The WFA felt the certification was important because shipments of converged (Wi-Fi/cellular) phones are on the rise, with some analysts projecting that between 250 and 350 million units will ship in 2011.
“We are seeing increasing expectations from wireless subscribers that handsets include Wi-Fi technology to handle both voice and data, and carriers are responding in kind with an interesting array of offerings combining Wi-Fi and cellular service,” said Victoria Fodale, manager, Market Data/Intelligence for In-Stat in a WFA press release. “Delivering a high-quality user experience with voice over Wi-Fi will be critical to the success of converged service offerings, so the Wi-Fi CERTIFIED Voice-Personal testing program is an important step for the industry.”
According to the Wi-Fi Alliance, “VoWi‑Fi is typically used within mixed voice and data environments in which multiple data streams compete for the available network resources. Products that successfully achieve Voice-Personal certification prioritize voice communication over data, audio, or video traffic, and also have met strict performance levels for key metrics that ensure a quality experience in voice applications: packet loss, latency and jitter.”
The following are among some of the first devices to become Wi-Fi CERTIFIED Voice-Personal:
- Broadcom BCM94704AGR High Performance Dual-Band (2.4/5 GHz) Router Reference Design
- Cisco Systems Aironet 1250 Series Access Point (AIR-AP1252AG )
- Cisco Systems Aironet 1200 Series Access Point (AIR-AP1231G with AIR-RM21A)
- DSP Group Expeditor Reference Design (with XpandR 1.01 software)
- Intel Wireless WiFi Link 4965AGN
- Intel PRO/Wireless 3945ABG Network Connection
- Meru Networks AP200
- Redpine Signals Lite-Fi TGn SDIO
Products Wi-Fi CERTIFIED Voice-Personal have also passed tests for core interoperability (802.11a/b/g or 802.11n draft 2.0) and Wi-Fi Protected Access 2 (WPA2), as well as Wi-Fi Multimedia (WMM) for quality of service and WMM Power Save (access points only).
According to Meru Networks, whose access points are part of the test bed, in order to receive Voice-Personal certification, devices must experience less than 1% loss, 50ms jitter, and 50ms delay for voice, even when the devices are in Power Save mode.
Meru also says a Voice-Enterprise program is in progress, which will require essentially the same performance requirements as Voice-Personal, but will add 802.1X with RADIUS authentication and extend the performance requirements to handoffs using 11r and 11k.
A list of all Wi-Fi CERTIFIED Voice-Personal products, as well as a free white paper that describes the program further, is available at www.wi-fi.org.
Fore more on the program, see “Wi-Fi for Mobile Gets a Certified Voice” at Internetnews.com.
Naomi Graychase is Managing Editor at Wi-FiPlanet.
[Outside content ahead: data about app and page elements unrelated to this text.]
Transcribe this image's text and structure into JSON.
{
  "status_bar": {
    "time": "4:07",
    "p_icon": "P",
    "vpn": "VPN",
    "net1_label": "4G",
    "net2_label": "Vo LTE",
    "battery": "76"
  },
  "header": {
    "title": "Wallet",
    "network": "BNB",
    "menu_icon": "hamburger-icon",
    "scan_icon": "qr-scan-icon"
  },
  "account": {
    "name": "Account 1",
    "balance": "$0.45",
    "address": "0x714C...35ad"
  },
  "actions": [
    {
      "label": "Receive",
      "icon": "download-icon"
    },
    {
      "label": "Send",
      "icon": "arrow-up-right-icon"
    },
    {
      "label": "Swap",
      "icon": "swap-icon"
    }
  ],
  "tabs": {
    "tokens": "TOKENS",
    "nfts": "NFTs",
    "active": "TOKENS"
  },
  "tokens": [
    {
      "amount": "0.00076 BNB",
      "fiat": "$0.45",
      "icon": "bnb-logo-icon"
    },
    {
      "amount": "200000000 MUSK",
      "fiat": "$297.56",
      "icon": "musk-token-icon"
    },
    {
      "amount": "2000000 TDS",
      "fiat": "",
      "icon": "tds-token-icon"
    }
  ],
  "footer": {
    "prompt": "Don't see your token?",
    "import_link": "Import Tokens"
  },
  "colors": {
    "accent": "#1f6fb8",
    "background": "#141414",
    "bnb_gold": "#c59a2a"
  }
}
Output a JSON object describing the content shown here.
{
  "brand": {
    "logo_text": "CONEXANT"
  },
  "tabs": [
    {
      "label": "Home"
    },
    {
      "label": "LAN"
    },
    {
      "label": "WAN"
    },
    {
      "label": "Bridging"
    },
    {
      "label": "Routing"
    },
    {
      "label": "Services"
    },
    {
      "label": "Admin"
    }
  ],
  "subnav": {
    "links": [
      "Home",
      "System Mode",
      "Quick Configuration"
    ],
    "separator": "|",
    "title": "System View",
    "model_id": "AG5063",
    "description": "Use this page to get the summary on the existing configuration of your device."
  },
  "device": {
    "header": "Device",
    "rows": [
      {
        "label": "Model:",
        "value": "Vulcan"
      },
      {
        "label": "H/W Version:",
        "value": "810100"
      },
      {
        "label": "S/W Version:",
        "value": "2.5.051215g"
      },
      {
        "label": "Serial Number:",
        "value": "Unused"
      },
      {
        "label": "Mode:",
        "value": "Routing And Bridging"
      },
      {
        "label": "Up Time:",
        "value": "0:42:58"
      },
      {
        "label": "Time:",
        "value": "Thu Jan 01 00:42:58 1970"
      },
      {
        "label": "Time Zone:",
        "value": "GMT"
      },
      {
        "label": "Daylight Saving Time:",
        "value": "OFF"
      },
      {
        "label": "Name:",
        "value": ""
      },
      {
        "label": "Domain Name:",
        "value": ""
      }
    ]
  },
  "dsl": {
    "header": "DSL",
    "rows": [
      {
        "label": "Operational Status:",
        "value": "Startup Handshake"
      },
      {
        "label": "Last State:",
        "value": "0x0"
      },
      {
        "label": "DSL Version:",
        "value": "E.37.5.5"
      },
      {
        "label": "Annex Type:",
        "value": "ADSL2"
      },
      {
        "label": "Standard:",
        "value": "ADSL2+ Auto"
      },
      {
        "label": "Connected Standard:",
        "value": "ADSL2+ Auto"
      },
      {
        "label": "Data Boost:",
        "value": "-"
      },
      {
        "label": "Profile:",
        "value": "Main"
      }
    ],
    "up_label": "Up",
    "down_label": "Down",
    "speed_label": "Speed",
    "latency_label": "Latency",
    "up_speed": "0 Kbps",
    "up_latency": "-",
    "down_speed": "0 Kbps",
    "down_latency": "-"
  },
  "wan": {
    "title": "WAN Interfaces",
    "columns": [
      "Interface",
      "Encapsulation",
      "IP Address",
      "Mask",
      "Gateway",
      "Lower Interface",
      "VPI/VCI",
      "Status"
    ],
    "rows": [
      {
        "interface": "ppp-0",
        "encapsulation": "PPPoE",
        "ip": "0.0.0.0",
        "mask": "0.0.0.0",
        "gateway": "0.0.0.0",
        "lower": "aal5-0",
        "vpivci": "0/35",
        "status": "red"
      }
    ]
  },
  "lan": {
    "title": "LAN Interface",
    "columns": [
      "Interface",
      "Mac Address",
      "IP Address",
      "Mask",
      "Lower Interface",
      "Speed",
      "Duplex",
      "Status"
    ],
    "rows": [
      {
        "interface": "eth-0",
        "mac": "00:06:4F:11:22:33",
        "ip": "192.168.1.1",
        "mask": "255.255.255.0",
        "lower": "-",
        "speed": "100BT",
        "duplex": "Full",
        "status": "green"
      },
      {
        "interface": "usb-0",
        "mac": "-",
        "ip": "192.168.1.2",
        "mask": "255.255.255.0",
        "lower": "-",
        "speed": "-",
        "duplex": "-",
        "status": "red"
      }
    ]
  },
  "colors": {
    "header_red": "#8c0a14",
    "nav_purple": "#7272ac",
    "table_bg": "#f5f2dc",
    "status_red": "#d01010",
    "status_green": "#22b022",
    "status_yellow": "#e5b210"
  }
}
She has been covering personal technology for fourteen years.